I’m starting to understand the flow of our week much better now. It’s being built like a Belgian waffle with the extra toppings. First we started with the base layer which was the tour of the city center and our lecture to understand the media landscape of Belgium. Next up we got the scoops of ice cream which were our visits to the International Press Center and the European Parliament Visitors Center. Now we are loading on the toppings with our visit to the U.S. – European Media Hub and the U.S. Embassy to Belgium’s Office of Public Diplomacy. I don’t know for sure when the culminating whipped cream topping will occur, but my waffle has gotten pretty full. Its manageable though, and each visit has led me to overall better understanding of governmental operations in Europe and the U.S., and media’s role in communicating with the public.
The U.S. European Media Hub and Office of Public Diplomacy have opened my eyes to the public affairs missions of the U.S. Federal Government. I learned the Media Hub provides regional support for embassies in the European region by offering video and radio services for the embassies, public affairs and policy officers needing to communicate the U.S. mission to Belgium. In addition to the European Hub in Belgium, there are media hubs located in Tokyo, Miami, Africa, London, and Dubai. Each Media Hub has different capabilities and skill-sets on hand but uses their resources to prepare videos and other communications on behalf of the State Department.

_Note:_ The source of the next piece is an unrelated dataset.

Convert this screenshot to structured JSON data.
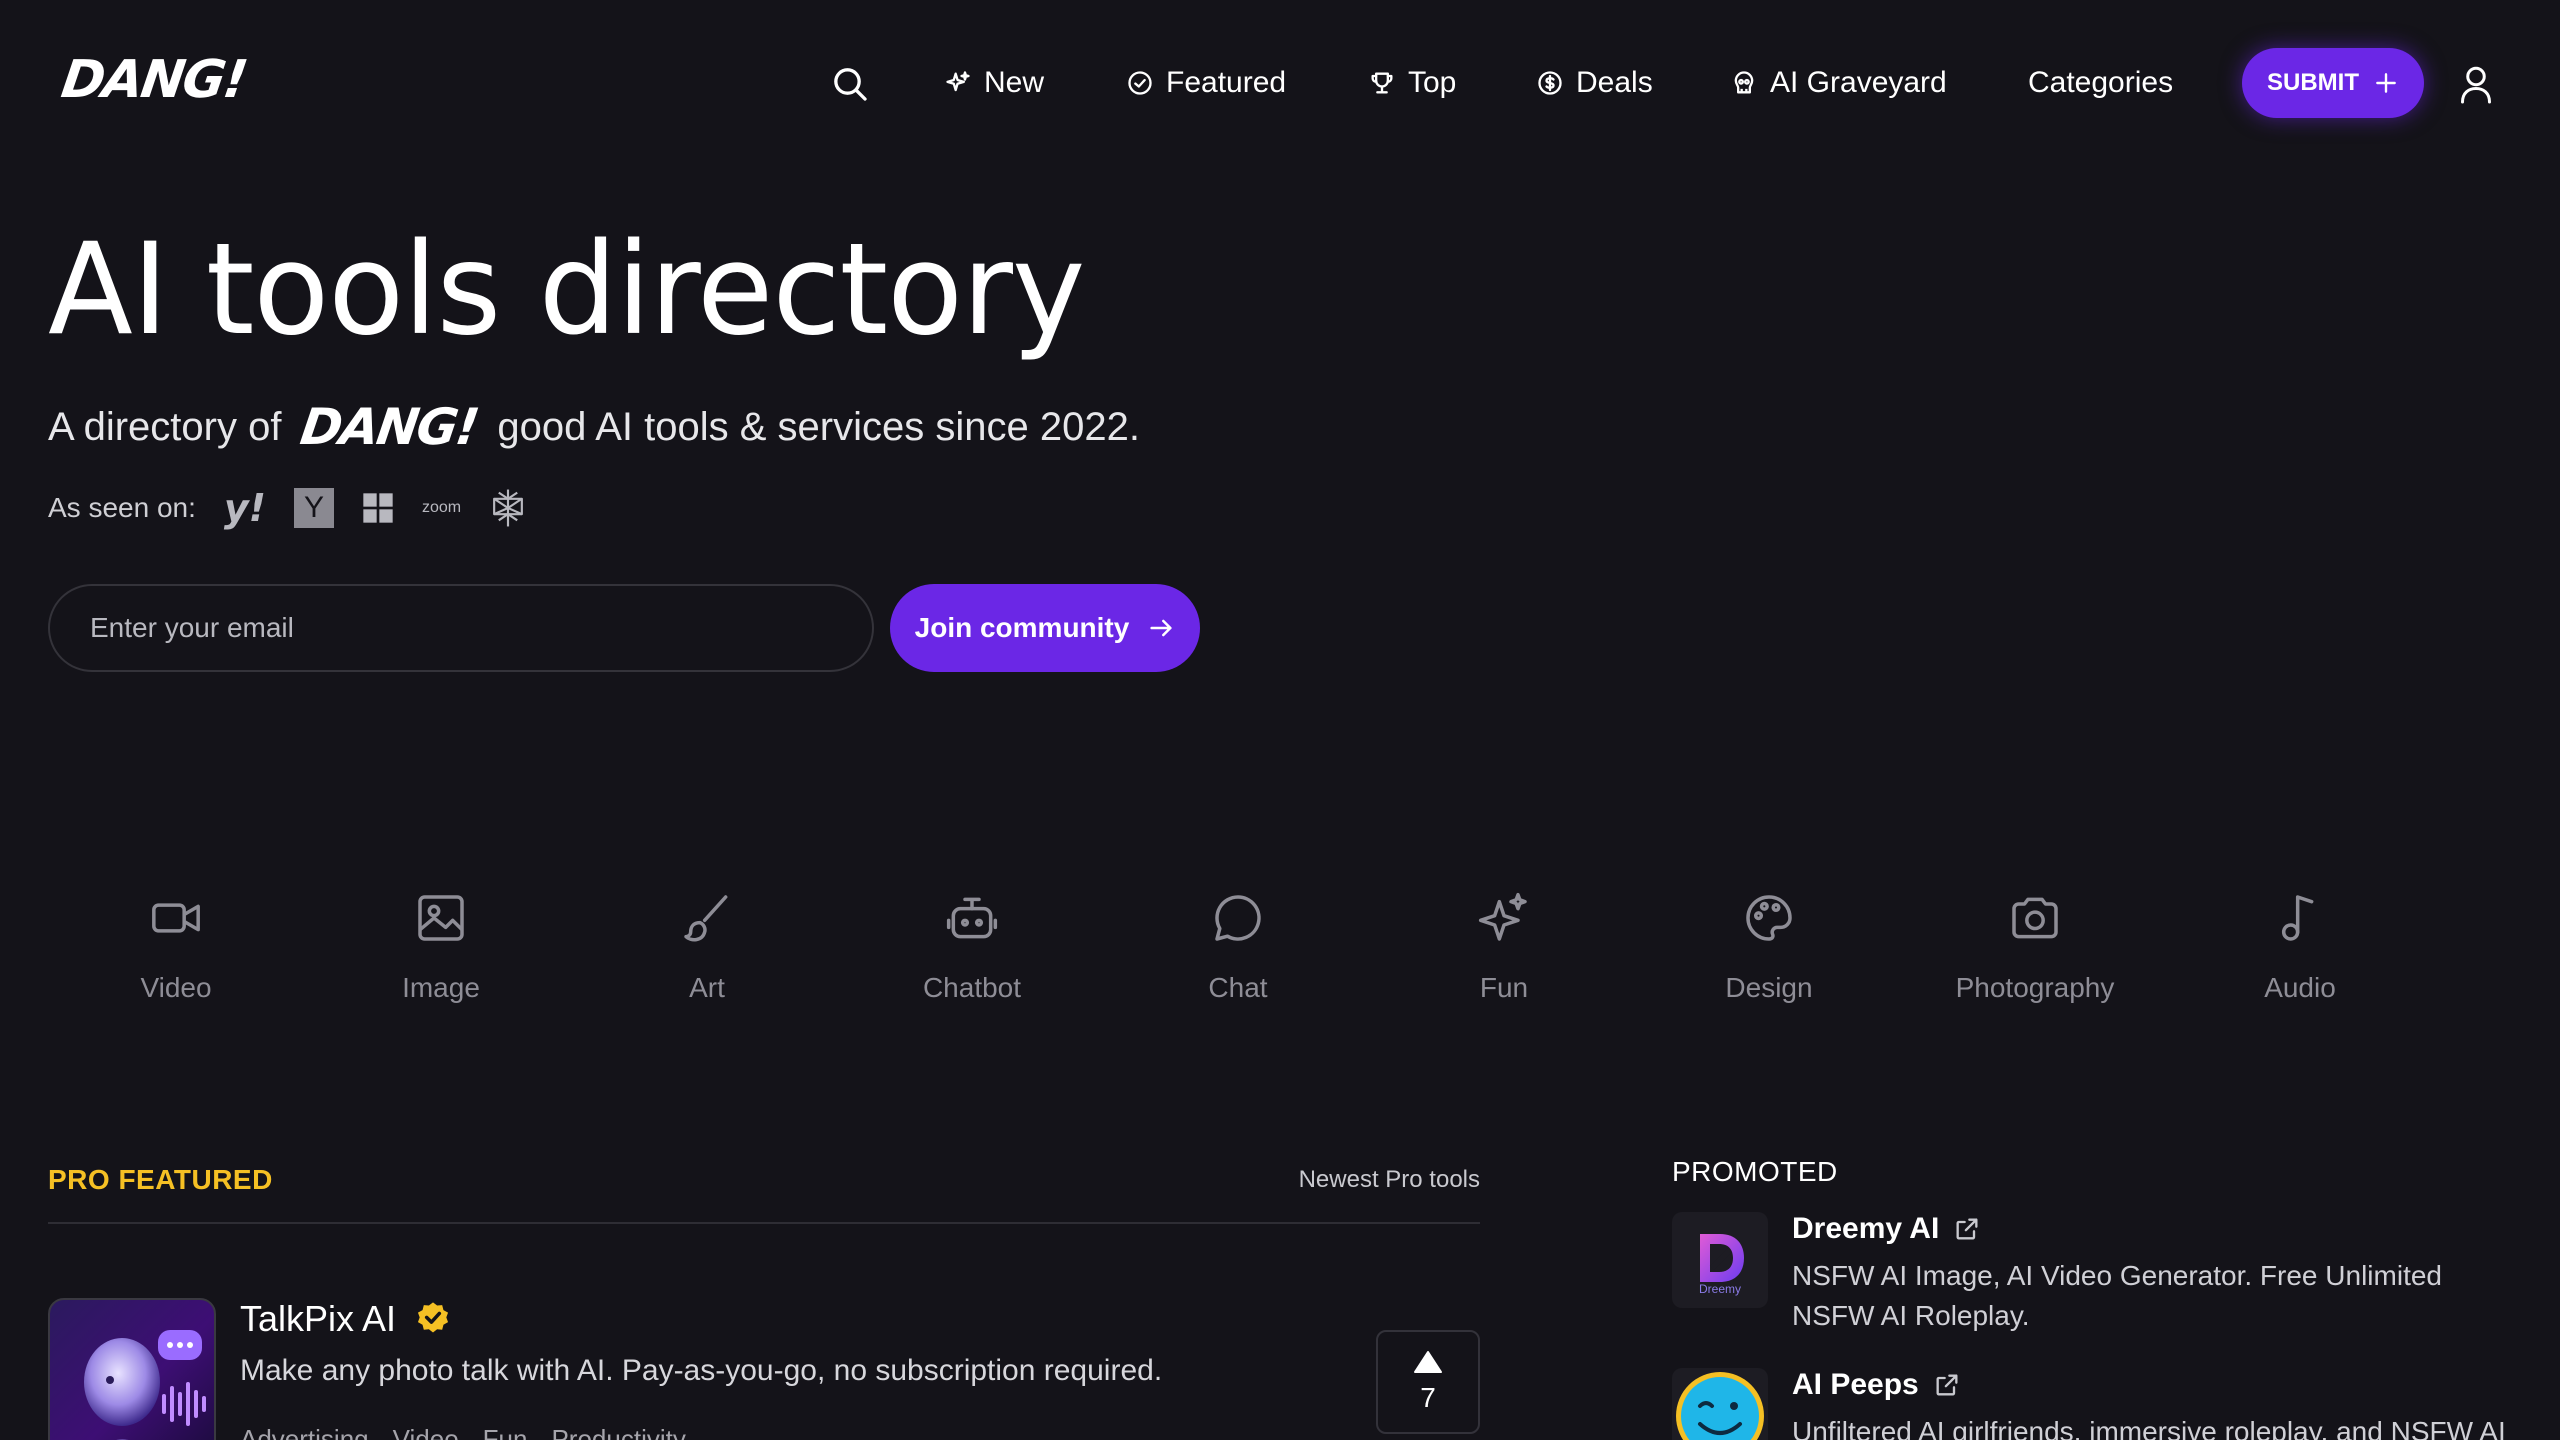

A foreign service officer serves as the director of the Office of Public Diplomacy (PD) and their staff has an important role in shaping and delivering messages to the media. PD’s key mission is to provide bilateral support by telling the U.S.’s story in Belgium to journalist with local and regional media interests. The office focuses primarily on journalists in all three regions of Belgium and works closely with the Ambassador to communicate the messages that are most important to the mission. Using press releases, press conferences, interviews, publications, social media, and other tools in their toolkit, the PD office is essentially the communications department and public relations functions of the U.S. Embassy in Belgium.
To answer my original question, I don’t really see a difference in public affairs and public relations with the exception of a few minor nuances. In both fields communication professionals are working toward the mission of the institution, organization, or corporation they are representing by using the media to target messages toward their publics. Public affairs is the governmental side of communicating with publics. While PR focuses more on communicating for business stakeholders and customers.
Sorry, there are no photos today. The embassy is pretty tight with security, as should be expected.